“When I was young, I loved to listen to loud music,” the coach said. “It’s no different with these kids today. Most of them love music.
“You watch them. They’ve all got headphones on and you have to take them out to just talk to them. My kids are that way. It’s just part of their culture and they feed off of it.”
Johnson uses Pandora to find popular tunes to play for his students.
“As long as it’s the right kind and it’s not going to be anything negative, we are going to let them listen to it because it inspires them,” he said. “That’s how today’s kids are built.”
Johnson said his praise for his second-period class isn’t meant to detract from others. He teaches weightlifting five times per day.
“It’s just a different focus,” he said. “I’m not saying that they are better lifters than anybody else. I’m saying that when they walk in the door there is just a focus on, ‘OK. I am now in the weightroom and door is shut behind me. It is just me and that bar, and my teammates and my buddies.’
“It’s just amazing. Sometimes you have to pull teeth with classes but you don’t ever have to do that with this group. They are one hundred percent focused on trying to better themselves for a greater purpose.”
The class features athletes from the school’s football, baseball and basketball teams, plus students who just want to get in shape.
“It’s kind of like a situation where something happens and it just spreads like wildfire,” Johnson said. “Well, from day one, that class has been that way so even the guys new in the weightroom really get after it. It just kind of spread from one to the next.”
Johnson said clear class leaders have emerged.
“Keion Wallace, Miguel Kirkland, Nigel Wright — those are three that stand out in my mind,” Johnson said. “They are kind of in a corner by the door but you can feel the rush going all the way to the other end (of the weightroom). I love my job but that just makes it so much fun.
“It’s not really a job. It’s just kids loving to do what we’re doing.”
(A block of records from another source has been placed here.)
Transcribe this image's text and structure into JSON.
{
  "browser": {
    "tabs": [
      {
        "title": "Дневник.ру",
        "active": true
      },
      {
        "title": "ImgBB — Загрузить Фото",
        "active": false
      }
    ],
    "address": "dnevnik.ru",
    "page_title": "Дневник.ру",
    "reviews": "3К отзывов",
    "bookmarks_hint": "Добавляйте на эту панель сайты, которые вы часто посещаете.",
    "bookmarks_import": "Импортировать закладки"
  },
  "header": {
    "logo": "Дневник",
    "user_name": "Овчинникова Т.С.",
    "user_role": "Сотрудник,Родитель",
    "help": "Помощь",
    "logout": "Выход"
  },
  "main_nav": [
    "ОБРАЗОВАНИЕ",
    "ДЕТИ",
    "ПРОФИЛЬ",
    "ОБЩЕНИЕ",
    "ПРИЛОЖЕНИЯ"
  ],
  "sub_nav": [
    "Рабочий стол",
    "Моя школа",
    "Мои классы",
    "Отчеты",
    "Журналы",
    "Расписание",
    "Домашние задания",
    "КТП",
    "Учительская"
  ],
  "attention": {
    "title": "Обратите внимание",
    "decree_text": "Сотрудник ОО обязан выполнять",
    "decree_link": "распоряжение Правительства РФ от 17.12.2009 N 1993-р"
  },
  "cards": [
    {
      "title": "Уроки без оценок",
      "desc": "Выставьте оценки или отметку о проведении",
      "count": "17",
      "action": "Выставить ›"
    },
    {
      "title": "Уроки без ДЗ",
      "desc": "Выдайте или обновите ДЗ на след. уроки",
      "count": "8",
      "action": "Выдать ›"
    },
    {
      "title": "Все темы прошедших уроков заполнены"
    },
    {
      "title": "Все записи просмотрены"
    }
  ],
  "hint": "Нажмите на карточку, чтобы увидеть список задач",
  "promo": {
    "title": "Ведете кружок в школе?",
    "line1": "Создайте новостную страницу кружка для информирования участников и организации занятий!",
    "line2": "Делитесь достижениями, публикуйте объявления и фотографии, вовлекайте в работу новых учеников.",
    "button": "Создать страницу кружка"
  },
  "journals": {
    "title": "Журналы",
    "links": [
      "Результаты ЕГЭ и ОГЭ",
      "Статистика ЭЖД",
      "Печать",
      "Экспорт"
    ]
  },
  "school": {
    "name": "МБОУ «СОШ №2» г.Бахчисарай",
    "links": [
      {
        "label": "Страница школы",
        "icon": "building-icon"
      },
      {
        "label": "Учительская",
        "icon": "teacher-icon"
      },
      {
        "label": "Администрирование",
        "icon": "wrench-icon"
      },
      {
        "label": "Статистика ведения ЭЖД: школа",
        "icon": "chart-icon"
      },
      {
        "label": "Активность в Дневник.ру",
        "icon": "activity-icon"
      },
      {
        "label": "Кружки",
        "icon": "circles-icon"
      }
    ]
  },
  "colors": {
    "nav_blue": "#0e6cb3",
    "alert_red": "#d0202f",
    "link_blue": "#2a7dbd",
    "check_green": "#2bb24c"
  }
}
The second-period class never lets up, not even on game days. They attempt to set personal records in various lifts on Friday, the day football games are played in the fall.
“There are a lot of people who do that now,” Johnson said. “They use their game day for maxes. I got a flier from Bill Belichick and the Patriots one year, and it said on the Wednesday of the Super Bowl one year they squatted five sets of three at eighty-five percent of their max. Here they are a Super Bowl team and that has been playing since the summer, culminating at the highest level they can, and they are still lifting heavy weights.
“I think that’s a team thing. It just breeds spirit within the group that is there.”
Johnson loosely follows guidelines set by Bigger Faster Stronger, the premier performance group for high school and college sports. He and Holder frequently record successful lifts and post them on social media.
“The kids like that,” Holder said.
Johnson concurred with Holder’s description of his second-period class.
“It’s organized chaos,” he said. “On day one, we put in our plan just like you would if you were preparing for a football, baseball or basketball game. We put in our plan and the kids learn it as a freshman.
“And now they are learning it at the middle schools, too. We introduce our plan and we stick to it.”